I am a dance historian and theorist and my work is concerned with understanding twentieth and twenty-first century dance within its social, historical and political contexts, particularly focusing on gender issues. This is my Professorial Lecture which I gave at De Montfort University on 27th May 2010.

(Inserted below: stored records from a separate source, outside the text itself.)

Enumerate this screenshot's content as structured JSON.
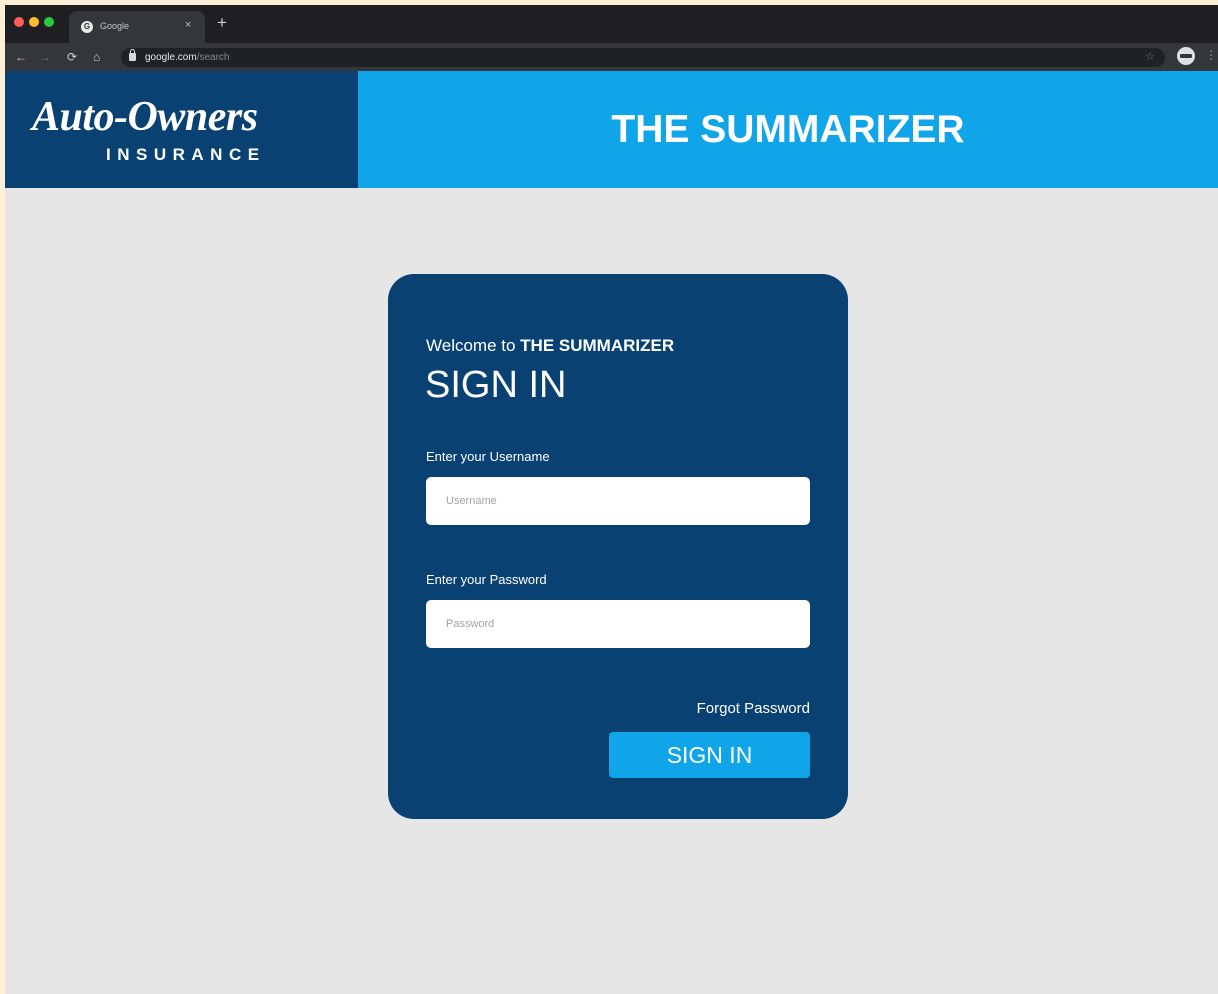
{
  "browser": {
    "tab_title": "Google",
    "favicon_letter": "G",
    "close_glyph": "×",
    "new_tab_glyph": "+",
    "url_domain": "google.com",
    "url_path": "/search"
  },
  "header": {
    "logo_main": "Auto-Owners",
    "logo_sub": "INSURANCE",
    "title": "THE SUMMARIZER"
  },
  "signin": {
    "welcome_prefix": "Welcome to ",
    "welcome_bold": "THE SUMMARIZER",
    "title": "SIGN IN",
    "username_label": "Enter your Username",
    "username_placeholder": "Username",
    "username_value": "",
    "password_label": "Enter your Password",
    "password_placeholder": "Password",
    "password_value": "",
    "forgot_label": "Forgot Password",
    "button_label": "SIGN IN"
  },
  "colors": {
    "navy": "#0a4173",
    "sky": "#10a4e8",
    "page_bg": "#e6e6e6"
  },
  "icons": [
    "back-arrow-icon",
    "forward-arrow-icon",
    "reload-icon",
    "home-icon",
    "lock-icon",
    "star-icon",
    "profile-icon",
    "menu-icon"
  ]
}
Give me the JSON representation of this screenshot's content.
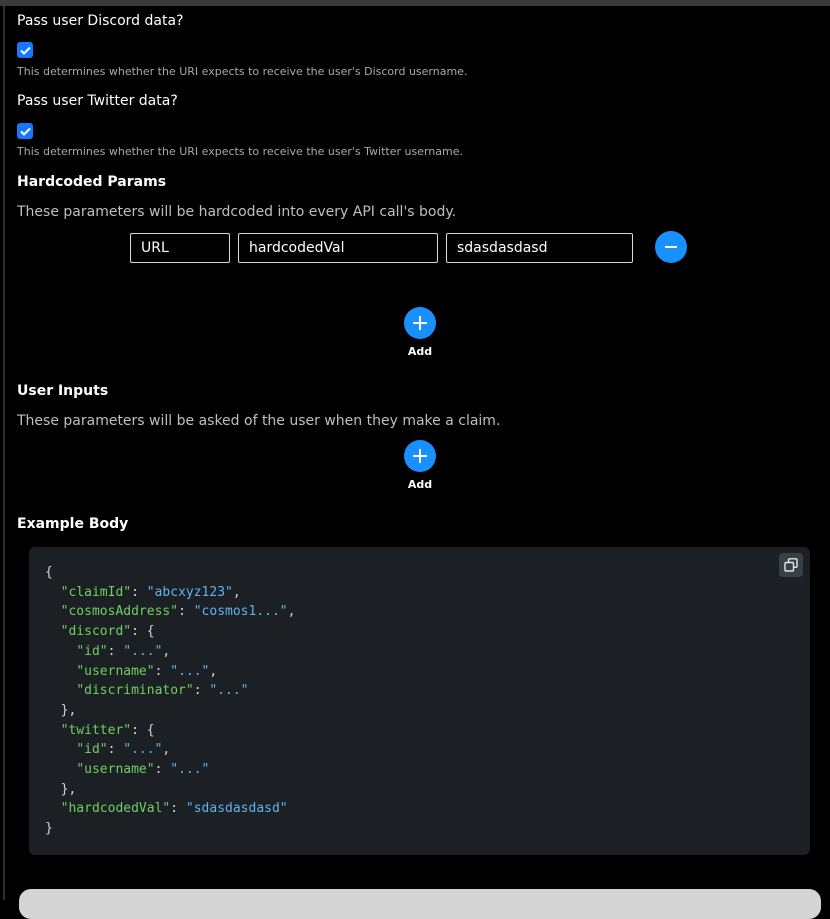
{
  "discord": {
    "question": "Pass user Discord data?",
    "checked": true,
    "hint": "This determines whether the URI expects to receive the user's Discord username."
  },
  "twitter": {
    "question": "Pass user Twitter data?",
    "checked": true,
    "hint": "This determines whether the URI expects to receive the user's Twitter username."
  },
  "hardcoded": {
    "title": "Hardcoded Params",
    "description": "These parameters will be hardcoded into every API call's body.",
    "row": {
      "type_value": "URL",
      "key_value": "hardcodedVal",
      "value_value": "sdasdasdasd"
    },
    "remove_icon": "minus-icon",
    "add_label": "Add"
  },
  "user_inputs": {
    "title": "User Inputs",
    "description": "These parameters will be asked of the user when they make a claim.",
    "add_label": "Add"
  },
  "example": {
    "title": "Example Body",
    "copy_icon": "copy-icon",
    "body": {
      "claimId": "abcxyz123",
      "cosmosAddress": "cosmos1...",
      "discord": {
        "id": "...",
        "username": "...",
        "discriminator": "..."
      },
      "twitter": {
        "id": "...",
        "username": "..."
      },
      "hardcodedVal": "sdasdasdasd"
    }
  },
  "colors": {
    "accent": "#1890ff",
    "checkbox": "#1677ff",
    "json_key": "#6fcf5e",
    "json_string": "#5fb3ef",
    "code_bg": "#1c2025"
  }
}
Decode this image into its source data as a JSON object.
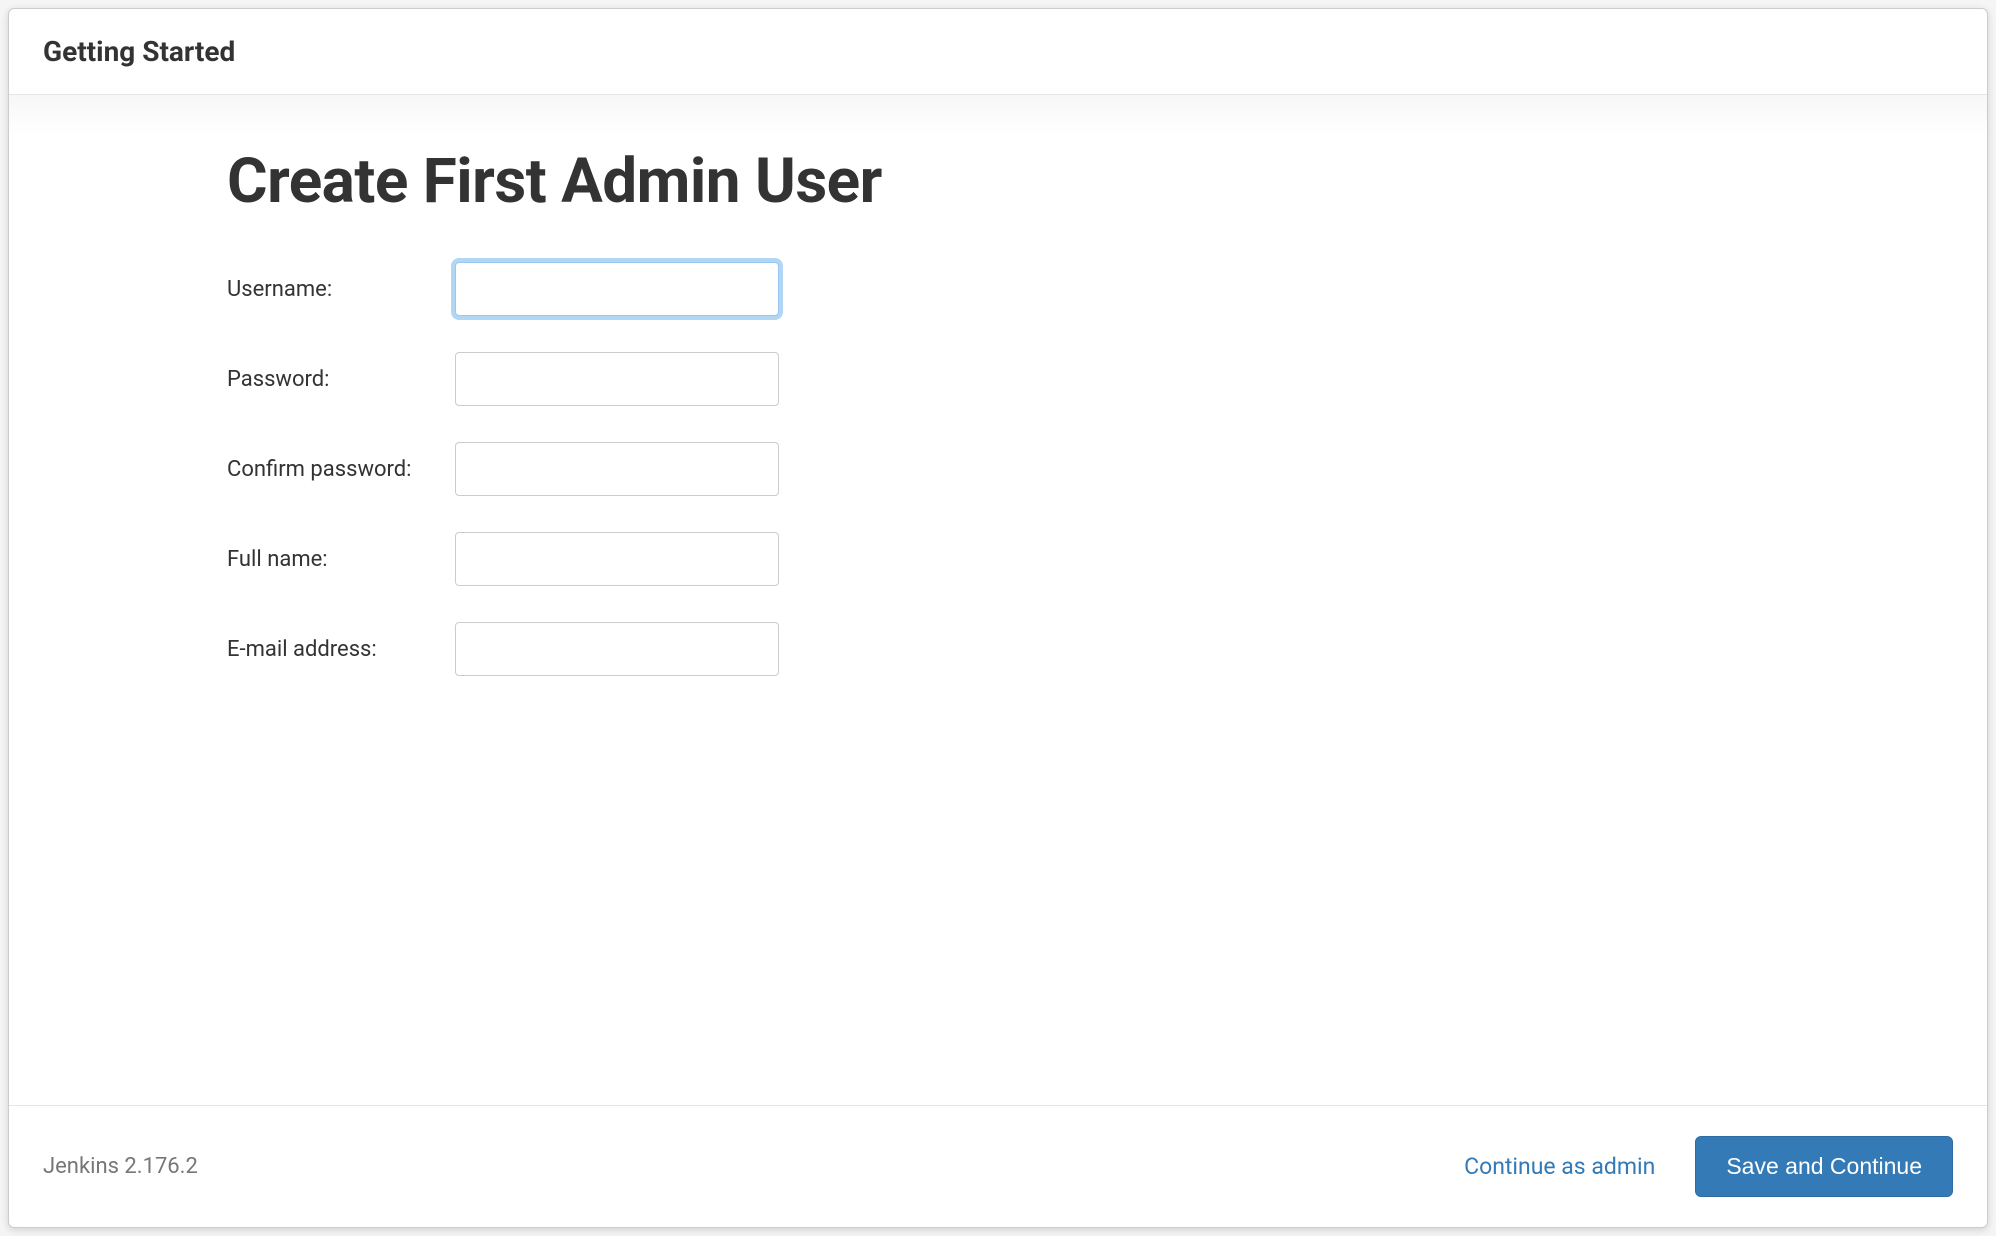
{
  "header": {
    "title": "Getting Started"
  },
  "main": {
    "title": "Create First Admin User",
    "fields": [
      {
        "label": "Username:",
        "value": "",
        "type": "text",
        "focused": true
      },
      {
        "label": "Password:",
        "value": "",
        "type": "password",
        "focused": false
      },
      {
        "label": "Confirm password:",
        "value": "",
        "type": "password",
        "focused": false
      },
      {
        "label": "Full name:",
        "value": "",
        "type": "text",
        "focused": false
      },
      {
        "label": "E-mail address:",
        "value": "",
        "type": "text",
        "focused": false
      }
    ]
  },
  "footer": {
    "version": "Jenkins 2.176.2",
    "continue_link": "Continue as admin",
    "save_button": "Save and Continue"
  }
}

Questions about the expression of freedom and individuality, that are popularly associated with modern dance, began to take their current form around the beginning of the twentieth century. This was a time when exponents of 'natural dancing' were arguing for a return to nature, while British suffragists were campaigning for the freedom to participate fully in national political life, the militants almost literally throwing their bodies into the fight. In this lecture I apply ideas about corporeality, developed by dance scholars, to analyse the treatment of suffragette hunger-strikers. What this reveals about the embodiment of freedom at that time is then used to analyse two contrasting examples: the sometimes conservative values underpinning the development of 'natural dance'; and the radical innovations introduced in Nijinsky's controversial 1913 ballet The Rite of Spring.